§ Prompt: Hand back the entries below exactly.

Dataset rows describing interfaces:

------------------------------------------------

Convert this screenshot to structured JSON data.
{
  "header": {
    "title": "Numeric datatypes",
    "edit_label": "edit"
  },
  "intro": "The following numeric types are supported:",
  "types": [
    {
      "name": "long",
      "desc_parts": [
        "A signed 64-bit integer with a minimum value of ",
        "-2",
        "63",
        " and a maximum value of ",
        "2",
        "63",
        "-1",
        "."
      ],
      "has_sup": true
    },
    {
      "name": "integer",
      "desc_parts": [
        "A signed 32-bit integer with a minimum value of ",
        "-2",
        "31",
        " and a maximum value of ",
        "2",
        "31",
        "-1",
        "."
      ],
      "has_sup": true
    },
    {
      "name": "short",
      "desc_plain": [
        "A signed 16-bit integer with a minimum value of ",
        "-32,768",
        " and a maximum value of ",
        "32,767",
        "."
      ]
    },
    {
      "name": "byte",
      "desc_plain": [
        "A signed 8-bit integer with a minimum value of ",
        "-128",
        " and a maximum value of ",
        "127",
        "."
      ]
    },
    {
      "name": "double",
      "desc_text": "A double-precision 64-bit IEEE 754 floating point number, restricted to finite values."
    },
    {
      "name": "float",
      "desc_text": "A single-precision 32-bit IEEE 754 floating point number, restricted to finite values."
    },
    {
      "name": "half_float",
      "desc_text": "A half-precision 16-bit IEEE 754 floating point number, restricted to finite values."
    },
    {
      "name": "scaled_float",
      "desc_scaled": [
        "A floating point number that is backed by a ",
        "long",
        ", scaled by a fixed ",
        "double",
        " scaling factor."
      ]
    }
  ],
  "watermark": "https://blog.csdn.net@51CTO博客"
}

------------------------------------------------

§ Output of the exercise:
Convert this screenshot to structured JSON data.
{
  "header": {
    "title": "Numeric datatypes",
    "edit_label": "edit"
  },
  "intro": "The following numeric types are supported:",
  "types": [
    {
      "name": "long",
      "desc_parts": [
        "A signed 64-bit integer with a minimum value of ",
        "-2",
        "63",
        " and a maximum value of ",
        "2",
        "63",
        "-1",
        "."
      ],
      "has_sup": true
    },
    {
      "name": "integer",
      "desc_parts": [
        "A signed 32-bit integer with a minimum value of ",
        "-2",
        "31",
        " and a maximum value of ",
        "2",
        "31",
        "-1",
        "."
      ],
      "has_sup": true
    },
    {
      "name": "short",
      "desc_plain": [
        "A signed 16-bit integer with a minimum value of ",
        "-32,768",
        " and a maximum value of ",
        "32,767",
        "."
      ]
    },
    {
      "name": "byte",
      "desc_plain": [
        "A signed 8-bit integer with a minimum value of ",
        "-128",
        " and a maximum value of ",
        "127",
        "."
      ]
    },
    {
      "name": "double",
      "desc_text": "A double-precision 64-bit IEEE 754 floating point number, restricted to finite values."
    },
    {
      "name": "float",
      "desc_text": "A single-precision 32-bit IEEE 754 floating point number, restricted to finite values."
    },
    {
      "name": "half_float",
      "desc_text": "A half-precision 16-bit IEEE 754 floating point number, restricted to finite values."
    },
    {
      "name": "scaled_float",
      "desc_scaled": [
        "A floating point number that is backed by a ",
        "long",
        ", scaled by a fixed ",
        "double",
        " scaling factor."
      ]
    }
  ],
  "watermark": "https://blog.csdn.net@51CTO博客"
}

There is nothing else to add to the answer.